Back from the dead: carbon tariff plan for EU imports
The row over including the greenhouse gas emissions from civil aviation under the European Union’s Emissions Trading Scheme (EU-ETS) notwithstanding, France’s new government wants to the EU to impose a carbon tax on goods imported from outside Europe.
The idea is not new, having originally been floated by the European Commission in 2008 and championed by former French President Nicolas Sarkozy ahead of the 2009 Copenhagen climate summit. At the time it was dismissed as being overtly protectionist.
France’s the newly appointed Minister for Industrial Revival, Arnaud Montebourg, a fierce campaigner against globalization, used his first interview in office to outline the plans he said would protect Europe’s industry from competitors in countries such as China, which have no equivalent to the EU’s CO2 emissions limits.
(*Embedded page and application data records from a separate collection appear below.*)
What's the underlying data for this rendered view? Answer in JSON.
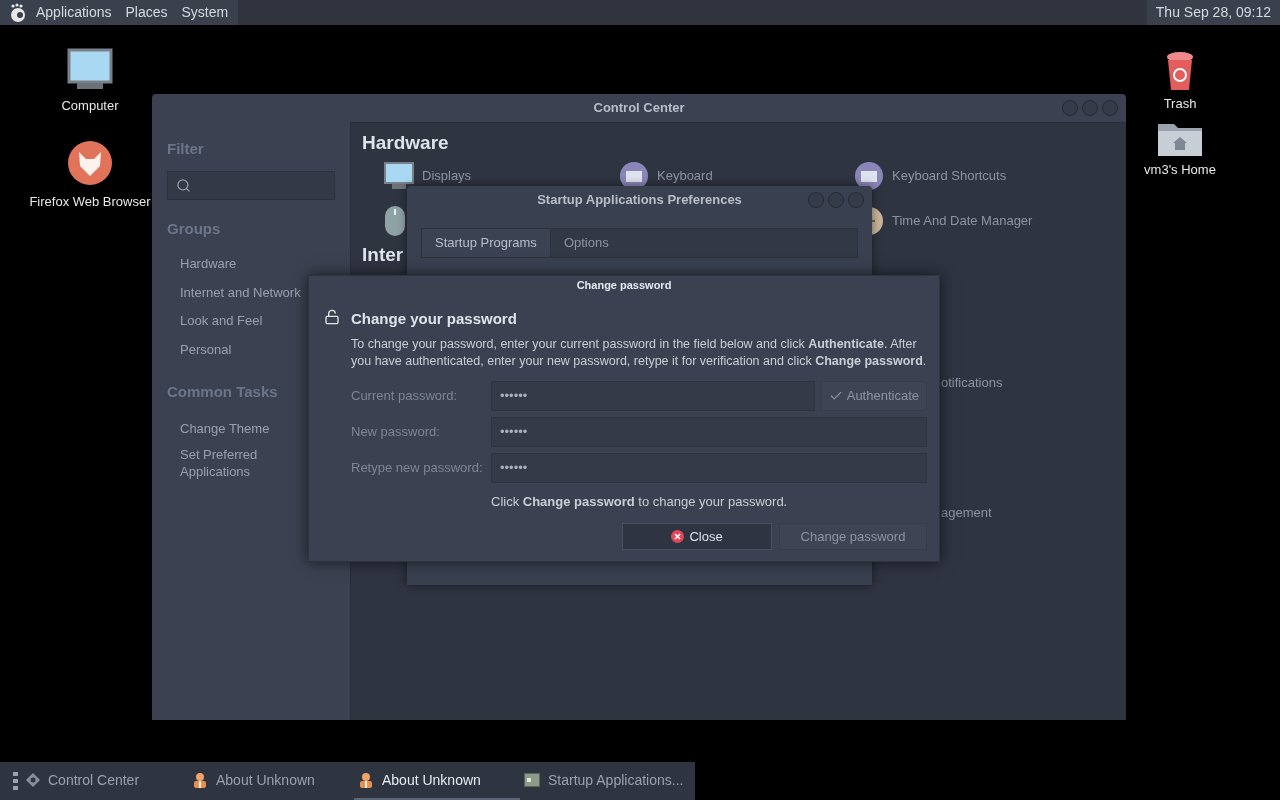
{
  "top_panel": {
    "menus": [
      {
        "label": "Applications"
      },
      {
        "label": "Places"
      },
      {
        "label": "System"
      }
    ],
    "clock": "Thu Sep 28, 09:12"
  },
  "desktop_icons": {
    "left": [
      {
        "label": "Computer",
        "kind": "computer"
      },
      {
        "label": "Firefox Web Browser",
        "kind": "browser"
      }
    ],
    "right": [
      {
        "label": "Trash",
        "kind": "trash"
      },
      {
        "label": "vm3's Home",
        "kind": "home"
      }
    ]
  },
  "control_center": {
    "title": "Control Center",
    "filter_heading": "Filter",
    "groups_heading": "Groups",
    "groups": [
      "Hardware",
      "Internet and Network",
      "Look and Feel",
      "Personal"
    ],
    "common_tasks_heading": "Common Tasks",
    "tasks": [
      "Change Theme",
      "Set Preferred Applications"
    ],
    "sections": [
      {
        "heading": "Hardware",
        "items": [
          {
            "label": "Displays",
            "kind": "display"
          },
          {
            "label": "Keyboard",
            "kind": "keyboard"
          },
          {
            "label": "Keyboard Shortcuts",
            "kind": "shortcuts"
          },
          {
            "kind": "mouse"
          },
          {
            "kind": "covered"
          },
          {
            "label": "Time And Date Manager",
            "kind": "clock"
          }
        ]
      },
      {
        "heading": "Inter"
      }
    ],
    "fragments": [
      "otifications",
      "agement"
    ]
  },
  "startup_window": {
    "title": "Startup Applications Preferences",
    "tabs": [
      {
        "label": "Startup Programs",
        "selected": true
      },
      {
        "label": "Options",
        "selected": false
      }
    ]
  },
  "password_dialog": {
    "title": "Change password",
    "heading": "Change your password",
    "message": "To change your password, enter your current password in the field below and click **Authenticate**. After you have authenticated, enter your new password, retype it for verification and click **Change password**.",
    "fields": [
      {
        "label": "Current password:",
        "value": "••••••",
        "button": {
          "label": "Authenticate",
          "disabled": true
        }
      },
      {
        "label": "New password:",
        "value": "••••••"
      },
      {
        "label": "Retype new password:",
        "value": "••••••"
      }
    ],
    "hint": "Click **Change password** to change your password.",
    "buttons": [
      {
        "label": "Close",
        "kind": "close",
        "disabled": false
      },
      {
        "label": "Change password",
        "kind": "confirm",
        "disabled": true
      }
    ]
  },
  "taskbar": {
    "items": [
      {
        "label": "Control Center",
        "kind": "settings",
        "selected": false
      },
      {
        "label": "About Unknown",
        "kind": "user",
        "selected": false
      },
      {
        "label": "About Unknown",
        "kind": "user",
        "selected": true
      },
      {
        "label": "Startup Applications...",
        "kind": "terminal",
        "selected": false
      }
    ]
  }
}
Speaking on French public television, Montebourg claimed the idea is “already on the agenda of the European Commission".
France has circulated a briefing note to the EU explaining the scheme, rebranded as the "carbon inclusion mechanism", which would require importers of goods manufactured outside Europe to buy carbon permits from the EU-ETS.
To face down claims of protectionism, Paris said the revenues raised could be used to fund low-carbon projects in developing countries. EU-ETS revenue from the aviation industry will flows into the coffers of EU member states.
It remains to be seen, however, whether the current proposal will make anymore headway than its predecessor did in 2008-9. In his TV interview, Montebourg expressed confidence that mindsets were changing in Europe following the financial and sovereign debt crises.
The European Commission appeared to bow to French pressure earlier this year when it tabled plans earlier requesting "reciprocity" in trade deals with foreign nations such as China."The European Union will have to revise its totally liberal doctrine which is to say that it is forbidden to favor local industry," Montebourg said.